Associate tokens to your Vega key

Before you announce your node, you will need to have 👀3000 tokens Vega associated to your Vega key, in order to self-stake (below).

The tokens that you want to use for self-staking must be available on an Ethereum wallet, and then associated to the same Vega public key you used to set up the node.

You can do this by importing the Vega Wallet you created for your node wallet, onto your local computer using the Vega Wallet recovery phrase.

Once you have tokens, connect your Ethereum wallet and your Vega Wallet, and associate the tokens to your Vega public key using the governance dApp ↗. Below, you'll self-nominate (self-stake) to your node.

The association will need to be confirmed by both the Ethereum and Vega blockchains, and may take some time.

Announce node on-chain

Use your Ethereum key to announce your node to the network, once your VEGA tokens are available in your Vega wallet.

You'll need to know the current epoch ↗, and have the following data to hand: the URL for your validator website, and URL for the avatar that will show up on the governance dApp next to your node name.

vega announce_node --home="YOUR_VEGA_HOME_PATH" --passphrase-file="YOUR_PASSPHRASE_FILE_PATH"  --info-url="YOUR_VALIDATOR_URL" --avatar-url="YOUR_AVATAR_URL" --country="UK" --name="YOUR_NODE_NAME" --from-epoch="CURRENT_EPOCH" 

Nominate your node

To move on to self-staking, wait until you see your node on the validator list as a pending validator. Query the API at or check the governance dApp.

Then, associate your tokens and nominate your node using the governance dApp ↗ or by interacting directly with the smart contract.

Your pending validator node will need to see Ethereum bridge events on the network and send heartbeats before moving on to the next step.

Submit signature bundle

In the epoch after you announced your node, and once your pending validator has seen Ethereum bridge events and sent heartbeats, your node will be added to a signature bundle built by the network: proof from the network that your node can be added to the multisigControl signers.

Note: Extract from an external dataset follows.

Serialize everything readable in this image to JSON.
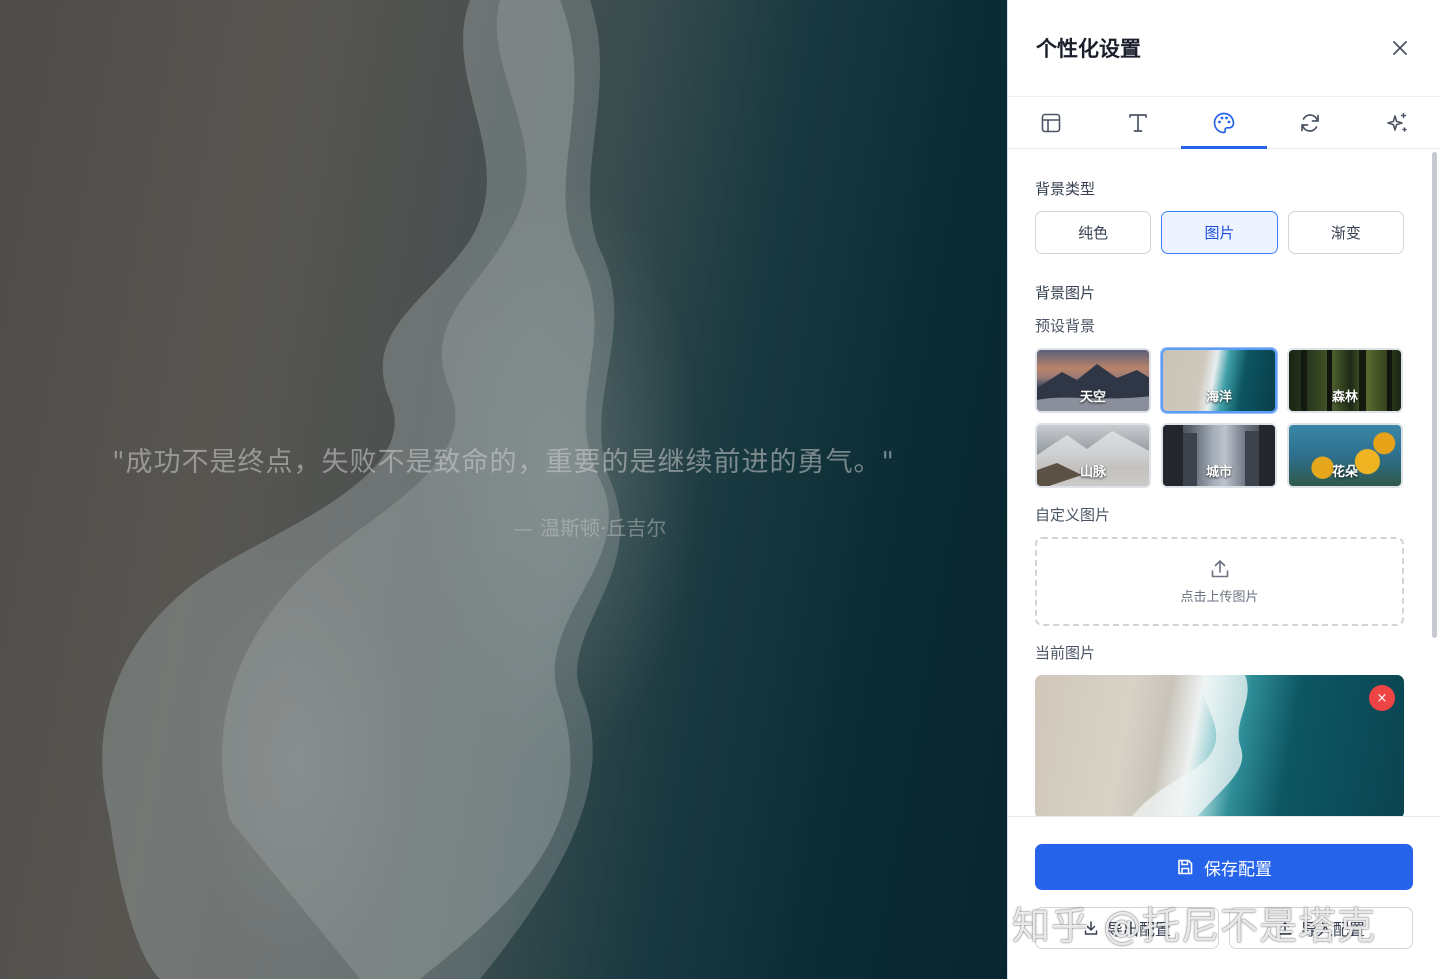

You'll need your node ID, which you can find on the latest epoch's validator list.

Ensure that you have set up your data node and chosen web UI port.

Open your data node's gRPC web UI using your node domain to get the signature bundle:

Use the data from the bundle with the MultiSigControl smart contract. It must be executed from the node's Ethereum wallet.

Once the signature bundle is accepted, your node will be able to emit signatures to control withdrawals from the bridge.


You need to add your node as a signer by the end of the epoch that the signature is emitted in.

Announce node off-chain

Create a validator profile on the forum ↗ describing the experience you have, security practices and policies, how you will ensure maximum uptime, how you'll meet suitable performance standards, your communication channels for questions and the role you intend to take in Vega's governance.

Share your profile with the community, for example in the Validators Discord channel ↗, to attract staker delegation.